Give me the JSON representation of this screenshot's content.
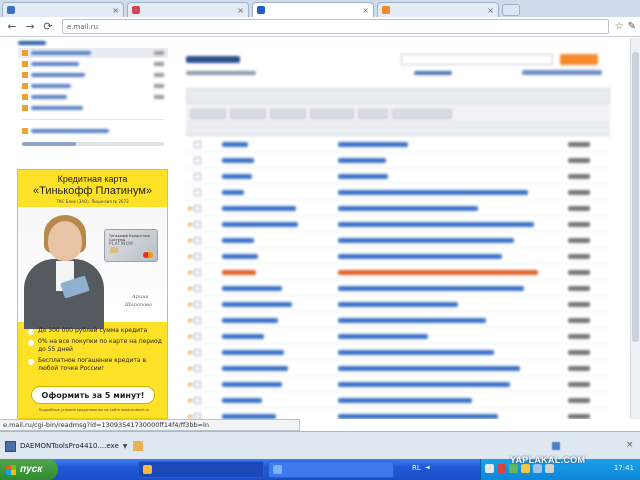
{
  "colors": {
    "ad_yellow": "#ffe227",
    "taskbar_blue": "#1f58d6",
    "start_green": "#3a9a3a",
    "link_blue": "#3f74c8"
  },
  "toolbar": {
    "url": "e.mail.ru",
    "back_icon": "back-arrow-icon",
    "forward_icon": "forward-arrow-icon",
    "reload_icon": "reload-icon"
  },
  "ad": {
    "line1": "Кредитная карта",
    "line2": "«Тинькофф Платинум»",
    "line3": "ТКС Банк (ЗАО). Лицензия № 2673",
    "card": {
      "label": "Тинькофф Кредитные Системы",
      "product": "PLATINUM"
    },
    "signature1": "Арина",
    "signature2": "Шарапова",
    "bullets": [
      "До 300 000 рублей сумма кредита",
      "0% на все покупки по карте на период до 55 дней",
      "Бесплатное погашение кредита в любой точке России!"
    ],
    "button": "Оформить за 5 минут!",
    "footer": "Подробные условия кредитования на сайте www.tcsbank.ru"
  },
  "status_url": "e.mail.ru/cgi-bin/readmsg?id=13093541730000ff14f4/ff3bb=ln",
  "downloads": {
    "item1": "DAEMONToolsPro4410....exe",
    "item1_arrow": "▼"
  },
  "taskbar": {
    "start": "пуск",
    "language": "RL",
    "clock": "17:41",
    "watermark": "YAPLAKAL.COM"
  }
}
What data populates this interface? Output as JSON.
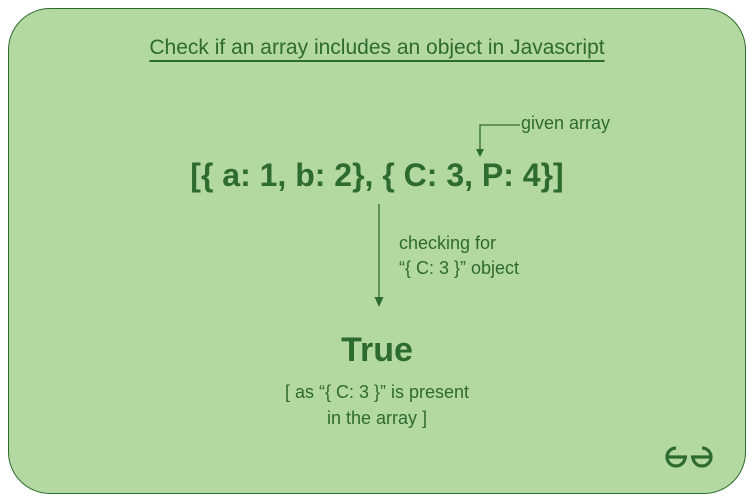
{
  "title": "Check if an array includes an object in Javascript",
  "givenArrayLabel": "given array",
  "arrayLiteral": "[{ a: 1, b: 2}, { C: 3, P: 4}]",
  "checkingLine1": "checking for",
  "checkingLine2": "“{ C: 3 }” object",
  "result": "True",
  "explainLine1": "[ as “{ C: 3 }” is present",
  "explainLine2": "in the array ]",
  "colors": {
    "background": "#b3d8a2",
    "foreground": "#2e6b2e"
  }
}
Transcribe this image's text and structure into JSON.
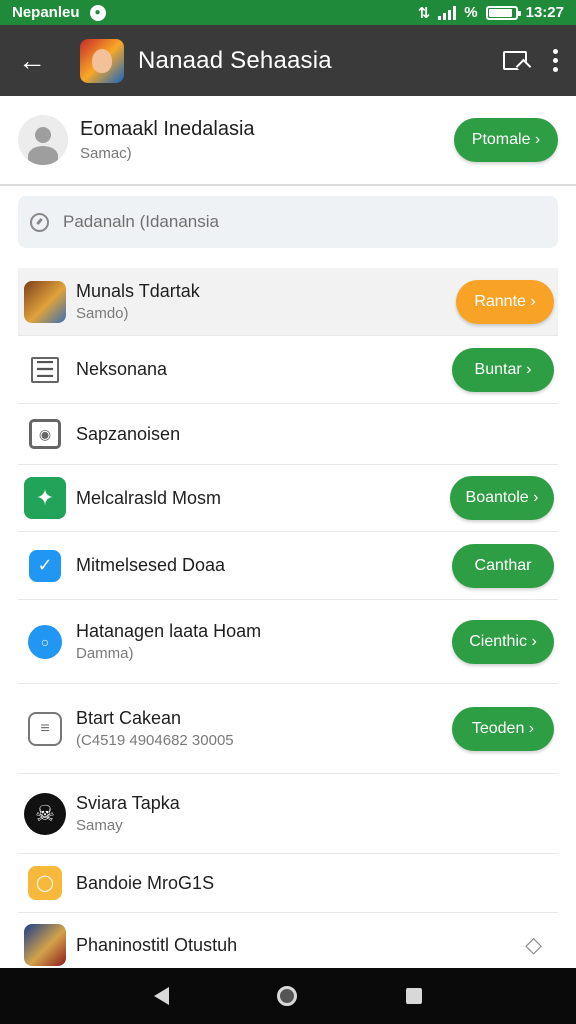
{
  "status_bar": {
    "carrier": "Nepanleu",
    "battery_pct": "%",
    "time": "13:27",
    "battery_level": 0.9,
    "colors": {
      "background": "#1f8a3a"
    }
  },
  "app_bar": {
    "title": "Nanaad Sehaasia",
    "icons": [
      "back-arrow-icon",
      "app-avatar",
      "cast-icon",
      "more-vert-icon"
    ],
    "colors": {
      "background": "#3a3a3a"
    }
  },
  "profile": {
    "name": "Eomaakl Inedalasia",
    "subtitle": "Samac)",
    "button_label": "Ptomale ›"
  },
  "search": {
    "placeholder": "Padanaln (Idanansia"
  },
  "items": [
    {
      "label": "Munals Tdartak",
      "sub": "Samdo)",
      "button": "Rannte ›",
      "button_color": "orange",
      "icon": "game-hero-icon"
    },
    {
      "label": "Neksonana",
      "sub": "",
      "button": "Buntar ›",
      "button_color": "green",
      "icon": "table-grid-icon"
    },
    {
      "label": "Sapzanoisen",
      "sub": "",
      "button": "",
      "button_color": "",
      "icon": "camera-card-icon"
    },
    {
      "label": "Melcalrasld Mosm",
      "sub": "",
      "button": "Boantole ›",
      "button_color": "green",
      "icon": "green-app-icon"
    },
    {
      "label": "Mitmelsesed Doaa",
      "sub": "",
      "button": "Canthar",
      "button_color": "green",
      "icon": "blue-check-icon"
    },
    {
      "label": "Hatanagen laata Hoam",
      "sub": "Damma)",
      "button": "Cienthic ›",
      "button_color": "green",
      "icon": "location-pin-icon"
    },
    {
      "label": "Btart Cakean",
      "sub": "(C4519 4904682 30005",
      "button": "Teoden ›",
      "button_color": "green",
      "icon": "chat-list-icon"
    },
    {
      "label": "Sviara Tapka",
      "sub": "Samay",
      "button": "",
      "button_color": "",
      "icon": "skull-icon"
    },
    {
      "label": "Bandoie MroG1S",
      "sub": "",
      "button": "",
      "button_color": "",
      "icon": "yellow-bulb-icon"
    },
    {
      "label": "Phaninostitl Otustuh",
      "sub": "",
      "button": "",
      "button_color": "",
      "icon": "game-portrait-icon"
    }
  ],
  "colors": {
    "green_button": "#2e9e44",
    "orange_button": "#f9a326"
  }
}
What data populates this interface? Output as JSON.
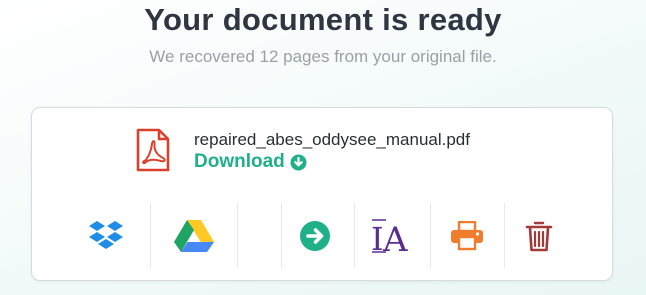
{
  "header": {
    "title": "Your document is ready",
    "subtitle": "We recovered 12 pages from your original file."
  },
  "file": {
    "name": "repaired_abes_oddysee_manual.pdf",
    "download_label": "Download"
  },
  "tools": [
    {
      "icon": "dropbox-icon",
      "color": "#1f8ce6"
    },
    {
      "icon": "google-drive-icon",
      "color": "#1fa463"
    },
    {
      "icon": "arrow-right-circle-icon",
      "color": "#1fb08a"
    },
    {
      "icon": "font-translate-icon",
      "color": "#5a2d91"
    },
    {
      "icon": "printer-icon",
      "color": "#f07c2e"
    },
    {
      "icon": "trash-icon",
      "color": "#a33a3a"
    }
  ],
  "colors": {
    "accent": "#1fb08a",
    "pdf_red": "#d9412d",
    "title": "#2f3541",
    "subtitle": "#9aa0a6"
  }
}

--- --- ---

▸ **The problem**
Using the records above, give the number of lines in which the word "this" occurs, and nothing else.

▸ **Solution**
4